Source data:
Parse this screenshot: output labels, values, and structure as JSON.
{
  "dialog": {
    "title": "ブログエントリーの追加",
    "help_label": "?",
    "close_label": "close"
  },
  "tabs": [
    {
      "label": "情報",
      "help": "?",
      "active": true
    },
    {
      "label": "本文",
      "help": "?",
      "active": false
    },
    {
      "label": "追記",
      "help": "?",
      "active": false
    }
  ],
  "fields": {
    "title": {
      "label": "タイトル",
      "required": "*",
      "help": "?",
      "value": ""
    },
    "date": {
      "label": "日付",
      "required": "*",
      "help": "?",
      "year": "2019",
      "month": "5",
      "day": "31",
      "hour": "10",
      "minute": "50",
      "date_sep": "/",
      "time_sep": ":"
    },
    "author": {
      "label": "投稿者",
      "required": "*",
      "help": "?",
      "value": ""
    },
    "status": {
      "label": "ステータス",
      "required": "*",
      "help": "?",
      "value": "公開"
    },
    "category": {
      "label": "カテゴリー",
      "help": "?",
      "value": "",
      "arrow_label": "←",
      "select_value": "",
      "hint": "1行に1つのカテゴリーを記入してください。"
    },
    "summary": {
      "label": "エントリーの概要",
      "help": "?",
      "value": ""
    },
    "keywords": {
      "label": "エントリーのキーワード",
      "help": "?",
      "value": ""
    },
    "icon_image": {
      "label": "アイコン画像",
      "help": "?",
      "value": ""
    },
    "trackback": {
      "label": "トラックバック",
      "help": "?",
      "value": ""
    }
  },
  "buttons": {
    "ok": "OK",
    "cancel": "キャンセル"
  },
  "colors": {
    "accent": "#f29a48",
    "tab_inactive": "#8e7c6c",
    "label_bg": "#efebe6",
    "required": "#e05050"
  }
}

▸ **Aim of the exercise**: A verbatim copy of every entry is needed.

▸ **Result for this exercise**:
Parse this screenshot: output labels, values, and structure as JSON.
{
  "dialog": {
    "title": "ブログエントリーの追加",
    "help_label": "?",
    "close_label": "close"
  },
  "tabs": [
    {
      "label": "情報",
      "help": "?",
      "active": true
    },
    {
      "label": "本文",
      "help": "?",
      "active": false
    },
    {
      "label": "追記",
      "help": "?",
      "active": false
    }
  ],
  "fields": {
    "title": {
      "label": "タイトル",
      "required": "*",
      "help": "?",
      "value": ""
    },
    "date": {
      "label": "日付",
      "required": "*",
      "help": "?",
      "year": "2019",
      "month": "5",
      "day": "31",
      "hour": "10",
      "minute": "50",
      "date_sep": "/",
      "time_sep": ":"
    },
    "author": {
      "label": "投稿者",
      "required": "*",
      "help": "?",
      "value": ""
    },
    "status": {
      "label": "ステータス",
      "required": "*",
      "help": "?",
      "value": "公開"
    },
    "category": {
      "label": "カテゴリー",
      "help": "?",
      "value": "",
      "arrow_label": "←",
      "select_value": "",
      "hint": "1行に1つのカテゴリーを記入してください。"
    },
    "summary": {
      "label": "エントリーの概要",
      "help": "?",
      "value": ""
    },
    "keywords": {
      "label": "エントリーのキーワード",
      "help": "?",
      "value": ""
    },
    "icon_image": {
      "label": "アイコン画像",
      "help": "?",
      "value": ""
    },
    "trackback": {
      "label": "トラックバック",
      "help": "?",
      "value": ""
    }
  },
  "buttons": {
    "ok": "OK",
    "cancel": "キャンセル"
  },
  "colors": {
    "accent": "#f29a48",
    "tab_inactive": "#8e7c6c",
    "label_bg": "#efebe6",
    "required": "#e05050"
  }
}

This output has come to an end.